> [TASK]
Show, from the records below, all lines that contain the word "Preferences".

> [MATERIAL PROVIDED]
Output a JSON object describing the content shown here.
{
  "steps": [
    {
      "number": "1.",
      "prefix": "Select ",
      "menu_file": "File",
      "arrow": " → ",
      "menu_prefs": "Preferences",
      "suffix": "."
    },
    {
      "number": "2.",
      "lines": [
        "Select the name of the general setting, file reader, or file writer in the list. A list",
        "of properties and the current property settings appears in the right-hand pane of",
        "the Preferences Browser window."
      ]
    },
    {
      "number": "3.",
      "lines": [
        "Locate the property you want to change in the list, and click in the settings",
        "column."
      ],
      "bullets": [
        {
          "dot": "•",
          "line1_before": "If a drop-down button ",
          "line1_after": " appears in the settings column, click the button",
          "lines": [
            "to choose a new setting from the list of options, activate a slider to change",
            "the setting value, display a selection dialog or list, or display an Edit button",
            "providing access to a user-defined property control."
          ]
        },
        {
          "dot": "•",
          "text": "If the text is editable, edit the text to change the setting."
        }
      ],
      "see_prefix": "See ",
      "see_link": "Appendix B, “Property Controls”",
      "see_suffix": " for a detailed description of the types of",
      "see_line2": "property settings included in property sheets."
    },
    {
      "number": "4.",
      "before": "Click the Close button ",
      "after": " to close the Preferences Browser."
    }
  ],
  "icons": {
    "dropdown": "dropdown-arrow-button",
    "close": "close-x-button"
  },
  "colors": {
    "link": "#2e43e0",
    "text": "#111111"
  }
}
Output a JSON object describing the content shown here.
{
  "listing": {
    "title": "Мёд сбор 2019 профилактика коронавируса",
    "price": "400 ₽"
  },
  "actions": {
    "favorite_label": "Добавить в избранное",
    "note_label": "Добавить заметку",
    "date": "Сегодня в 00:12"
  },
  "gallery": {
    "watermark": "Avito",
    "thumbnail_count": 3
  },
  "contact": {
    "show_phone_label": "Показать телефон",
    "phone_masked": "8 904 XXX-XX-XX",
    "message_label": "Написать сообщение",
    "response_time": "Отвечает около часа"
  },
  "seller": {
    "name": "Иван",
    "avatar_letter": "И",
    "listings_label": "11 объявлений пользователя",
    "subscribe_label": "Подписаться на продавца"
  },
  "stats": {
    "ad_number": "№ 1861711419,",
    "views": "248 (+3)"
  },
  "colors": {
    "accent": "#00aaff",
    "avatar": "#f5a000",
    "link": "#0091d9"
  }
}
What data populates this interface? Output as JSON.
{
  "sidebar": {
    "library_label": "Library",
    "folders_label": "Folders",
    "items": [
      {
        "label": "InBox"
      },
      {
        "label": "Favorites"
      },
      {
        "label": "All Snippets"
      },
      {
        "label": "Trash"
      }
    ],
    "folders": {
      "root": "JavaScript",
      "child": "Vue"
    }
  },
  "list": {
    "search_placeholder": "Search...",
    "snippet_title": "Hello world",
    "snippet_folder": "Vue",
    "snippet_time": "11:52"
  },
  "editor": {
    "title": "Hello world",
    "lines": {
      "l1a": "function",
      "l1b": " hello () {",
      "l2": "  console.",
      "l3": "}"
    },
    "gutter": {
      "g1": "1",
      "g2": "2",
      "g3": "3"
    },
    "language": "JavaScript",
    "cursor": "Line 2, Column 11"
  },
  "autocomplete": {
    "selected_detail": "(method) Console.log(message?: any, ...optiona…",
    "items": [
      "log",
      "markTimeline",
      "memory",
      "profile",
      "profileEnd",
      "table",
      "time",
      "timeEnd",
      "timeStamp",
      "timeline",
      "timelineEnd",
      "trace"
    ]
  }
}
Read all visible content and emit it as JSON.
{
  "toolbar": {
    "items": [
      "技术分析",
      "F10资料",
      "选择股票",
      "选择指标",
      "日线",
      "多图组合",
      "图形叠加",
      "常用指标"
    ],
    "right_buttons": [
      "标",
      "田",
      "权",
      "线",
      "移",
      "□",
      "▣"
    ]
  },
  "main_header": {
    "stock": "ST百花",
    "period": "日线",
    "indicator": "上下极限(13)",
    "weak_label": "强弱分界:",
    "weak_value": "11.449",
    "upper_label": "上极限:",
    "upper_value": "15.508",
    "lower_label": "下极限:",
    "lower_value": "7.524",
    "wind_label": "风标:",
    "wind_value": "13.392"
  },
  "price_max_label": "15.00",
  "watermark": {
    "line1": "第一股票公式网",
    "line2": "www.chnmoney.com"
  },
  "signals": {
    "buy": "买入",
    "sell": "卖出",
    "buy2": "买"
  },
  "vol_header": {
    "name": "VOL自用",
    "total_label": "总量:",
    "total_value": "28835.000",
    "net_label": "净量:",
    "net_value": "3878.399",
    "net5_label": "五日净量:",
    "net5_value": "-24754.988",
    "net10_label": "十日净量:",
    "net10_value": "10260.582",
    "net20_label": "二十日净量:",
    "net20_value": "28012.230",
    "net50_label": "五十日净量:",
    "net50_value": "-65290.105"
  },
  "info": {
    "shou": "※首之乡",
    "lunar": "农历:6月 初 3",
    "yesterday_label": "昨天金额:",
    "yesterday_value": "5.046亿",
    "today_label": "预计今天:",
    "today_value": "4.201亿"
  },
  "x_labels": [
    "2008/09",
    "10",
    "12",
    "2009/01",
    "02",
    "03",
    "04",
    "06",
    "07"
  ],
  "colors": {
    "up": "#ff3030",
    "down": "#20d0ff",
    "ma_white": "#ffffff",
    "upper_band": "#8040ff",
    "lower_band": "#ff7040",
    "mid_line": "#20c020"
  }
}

> [WRITTEN ANSWER]
      "menu_prefs": "Preferences",
        "the Preferences Browser window."
      "after": " to close the Preferences Browser."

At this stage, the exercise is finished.